- Opening Delimiter -

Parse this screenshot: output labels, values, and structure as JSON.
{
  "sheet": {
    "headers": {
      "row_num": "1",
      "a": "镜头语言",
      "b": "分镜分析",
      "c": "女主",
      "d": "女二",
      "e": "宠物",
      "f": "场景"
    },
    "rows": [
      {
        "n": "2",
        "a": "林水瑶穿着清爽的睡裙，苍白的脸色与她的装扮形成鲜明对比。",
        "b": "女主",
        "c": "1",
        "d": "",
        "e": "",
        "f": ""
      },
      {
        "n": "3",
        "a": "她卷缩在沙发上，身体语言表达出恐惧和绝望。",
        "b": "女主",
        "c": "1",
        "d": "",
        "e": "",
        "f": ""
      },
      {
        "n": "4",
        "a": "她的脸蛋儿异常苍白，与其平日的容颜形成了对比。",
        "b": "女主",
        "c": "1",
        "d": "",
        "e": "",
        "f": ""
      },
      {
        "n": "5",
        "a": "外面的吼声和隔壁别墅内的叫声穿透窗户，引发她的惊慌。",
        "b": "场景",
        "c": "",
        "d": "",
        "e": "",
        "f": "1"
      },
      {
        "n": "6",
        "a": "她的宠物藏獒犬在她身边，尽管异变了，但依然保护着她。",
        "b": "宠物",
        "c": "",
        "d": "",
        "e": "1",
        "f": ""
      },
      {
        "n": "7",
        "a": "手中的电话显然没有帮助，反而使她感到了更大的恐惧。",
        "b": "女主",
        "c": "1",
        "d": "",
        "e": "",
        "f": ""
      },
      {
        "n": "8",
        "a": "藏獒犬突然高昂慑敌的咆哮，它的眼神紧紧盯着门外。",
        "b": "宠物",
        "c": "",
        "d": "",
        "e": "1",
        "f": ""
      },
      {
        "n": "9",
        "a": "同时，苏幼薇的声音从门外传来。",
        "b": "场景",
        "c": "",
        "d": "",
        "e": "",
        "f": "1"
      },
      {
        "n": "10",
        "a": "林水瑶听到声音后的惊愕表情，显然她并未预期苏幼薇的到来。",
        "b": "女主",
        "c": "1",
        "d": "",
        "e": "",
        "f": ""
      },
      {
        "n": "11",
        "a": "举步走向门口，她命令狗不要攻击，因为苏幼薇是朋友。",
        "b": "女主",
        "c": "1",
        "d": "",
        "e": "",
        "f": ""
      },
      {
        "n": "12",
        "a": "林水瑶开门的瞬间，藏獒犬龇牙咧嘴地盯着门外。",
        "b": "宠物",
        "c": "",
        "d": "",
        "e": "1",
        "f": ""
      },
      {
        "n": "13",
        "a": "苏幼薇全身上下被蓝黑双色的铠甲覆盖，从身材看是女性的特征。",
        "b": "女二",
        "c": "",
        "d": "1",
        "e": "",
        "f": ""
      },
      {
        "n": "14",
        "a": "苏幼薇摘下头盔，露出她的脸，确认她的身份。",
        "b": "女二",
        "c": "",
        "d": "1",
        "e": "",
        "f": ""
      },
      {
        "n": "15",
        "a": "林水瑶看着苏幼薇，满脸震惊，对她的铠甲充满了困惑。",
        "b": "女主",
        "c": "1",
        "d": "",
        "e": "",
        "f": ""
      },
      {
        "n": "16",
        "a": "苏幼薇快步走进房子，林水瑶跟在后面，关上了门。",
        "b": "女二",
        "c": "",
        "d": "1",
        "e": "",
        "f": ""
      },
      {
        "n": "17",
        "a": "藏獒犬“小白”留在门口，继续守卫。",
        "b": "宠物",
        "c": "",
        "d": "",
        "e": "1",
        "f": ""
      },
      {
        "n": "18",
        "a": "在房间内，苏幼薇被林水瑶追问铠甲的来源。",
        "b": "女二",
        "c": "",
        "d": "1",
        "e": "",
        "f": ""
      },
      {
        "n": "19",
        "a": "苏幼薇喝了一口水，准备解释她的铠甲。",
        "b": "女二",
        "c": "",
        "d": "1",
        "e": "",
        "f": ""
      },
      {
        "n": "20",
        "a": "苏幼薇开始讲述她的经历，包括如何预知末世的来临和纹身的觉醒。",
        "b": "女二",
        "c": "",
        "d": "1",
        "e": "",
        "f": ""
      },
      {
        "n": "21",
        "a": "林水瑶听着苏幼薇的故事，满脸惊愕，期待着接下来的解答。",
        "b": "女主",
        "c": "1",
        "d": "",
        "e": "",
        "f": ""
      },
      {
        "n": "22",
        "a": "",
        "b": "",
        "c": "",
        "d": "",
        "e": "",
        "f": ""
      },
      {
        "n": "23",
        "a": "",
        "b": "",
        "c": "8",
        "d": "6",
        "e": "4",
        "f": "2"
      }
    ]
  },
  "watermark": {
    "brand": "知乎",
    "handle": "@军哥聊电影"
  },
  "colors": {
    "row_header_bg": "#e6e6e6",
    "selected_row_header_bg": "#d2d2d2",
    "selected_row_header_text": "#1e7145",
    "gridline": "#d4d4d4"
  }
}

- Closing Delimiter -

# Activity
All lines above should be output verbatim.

# Finished task
Parse this screenshot: output labels, values, and structure as JSON.
{
  "sheet": {
    "headers": {
      "row_num": "1",
      "a": "镜头语言",
      "b": "分镜分析",
      "c": "女主",
      "d": "女二",
      "e": "宠物",
      "f": "场景"
    },
    "rows": [
      {
        "n": "2",
        "a": "林水瑶穿着清爽的睡裙，苍白的脸色与她的装扮形成鲜明对比。",
        "b": "女主",
        "c": "1",
        "d": "",
        "e": "",
        "f": ""
      },
      {
        "n": "3",
        "a": "她卷缩在沙发上，身体语言表达出恐惧和绝望。",
        "b": "女主",
        "c": "1",
        "d": "",
        "e": "",
        "f": ""
      },
      {
        "n": "4",
        "a": "她的脸蛋儿异常苍白，与其平日的容颜形成了对比。",
        "b": "女主",
        "c": "1",
        "d": "",
        "e": "",
        "f": ""
      },
      {
        "n": "5",
        "a": "外面的吼声和隔壁别墅内的叫声穿透窗户，引发她的惊慌。",
        "b": "场景",
        "c": "",
        "d": "",
        "e": "",
        "f": "1"
      },
      {
        "n": "6",
        "a": "她的宠物藏獒犬在她身边，尽管异变了，但依然保护着她。",
        "b": "宠物",
        "c": "",
        "d": "",
        "e": "1",
        "f": ""
      },
      {
        "n": "7",
        "a": "手中的电话显然没有帮助，反而使她感到了更大的恐惧。",
        "b": "女主",
        "c": "1",
        "d": "",
        "e": "",
        "f": ""
      },
      {
        "n": "8",
        "a": "藏獒犬突然高昂慑敌的咆哮，它的眼神紧紧盯着门外。",
        "b": "宠物",
        "c": "",
        "d": "",
        "e": "1",
        "f": ""
      },
      {
        "n": "9",
        "a": "同时，苏幼薇的声音从门外传来。",
        "b": "场景",
        "c": "",
        "d": "",
        "e": "",
        "f": "1"
      },
      {
        "n": "10",
        "a": "林水瑶听到声音后的惊愕表情，显然她并未预期苏幼薇的到来。",
        "b": "女主",
        "c": "1",
        "d": "",
        "e": "",
        "f": ""
      },
      {
        "n": "11",
        "a": "举步走向门口，她命令狗不要攻击，因为苏幼薇是朋友。",
        "b": "女主",
        "c": "1",
        "d": "",
        "e": "",
        "f": ""
      },
      {
        "n": "12",
        "a": "林水瑶开门的瞬间，藏獒犬龇牙咧嘴地盯着门外。",
        "b": "宠物",
        "c": "",
        "d": "",
        "e": "1",
        "f": ""
      },
      {
        "n": "13",
        "a": "苏幼薇全身上下被蓝黑双色的铠甲覆盖，从身材看是女性的特征。",
        "b": "女二",
        "c": "",
        "d": "1",
        "e": "",
        "f": ""
      },
      {
        "n": "14",
        "a": "苏幼薇摘下头盔，露出她的脸，确认她的身份。",
        "b": "女二",
        "c": "",
        "d": "1",
        "e": "",
        "f": ""
      },
      {
        "n": "15",
        "a": "林水瑶看着苏幼薇，满脸震惊，对她的铠甲充满了困惑。",
        "b": "女主",
        "c": "1",
        "d": "",
        "e": "",
        "f": ""
      },
      {
        "n": "16",
        "a": "苏幼薇快步走进房子，林水瑶跟在后面，关上了门。",
        "b": "女二",
        "c": "",
        "d": "1",
        "e": "",
        "f": ""
      },
      {
        "n": "17",
        "a": "藏獒犬“小白”留在门口，继续守卫。",
        "b": "宠物",
        "c": "",
        "d": "",
        "e": "1",
        "f": ""
      },
      {
        "n": "18",
        "a": "在房间内，苏幼薇被林水瑶追问铠甲的来源。",
        "b": "女二",
        "c": "",
        "d": "1",
        "e": "",
        "f": ""
      },
      {
        "n": "19",
        "a": "苏幼薇喝了一口水，准备解释她的铠甲。",
        "b": "女二",
        "c": "",
        "d": "1",
        "e": "",
        "f": ""
      },
      {
        "n": "20",
        "a": "苏幼薇开始讲述她的经历，包括如何预知末世的来临和纹身的觉醒。",
        "b": "女二",
        "c": "",
        "d": "1",
        "e": "",
        "f": ""
      },
      {
        "n": "21",
        "a": "林水瑶听着苏幼薇的故事，满脸惊愕，期待着接下来的解答。",
        "b": "女主",
        "c": "1",
        "d": "",
        "e": "",
        "f": ""
      },
      {
        "n": "22",
        "a": "",
        "b": "",
        "c": "",
        "d": "",
        "e": "",
        "f": ""
      },
      {
        "n": "23",
        "a": "",
        "b": "",
        "c": "8",
        "d": "6",
        "e": "4",
        "f": "2"
      }
    ]
  },
  "watermark": {
    "brand": "知乎",
    "handle": "@军哥聊电影"
  },
  "colors": {
    "row_header_bg": "#e6e6e6",
    "selected_row_header_bg": "#d2d2d2",
    "selected_row_header_text": "#1e7145",
    "gridline": "#d4d4d4"
  }
}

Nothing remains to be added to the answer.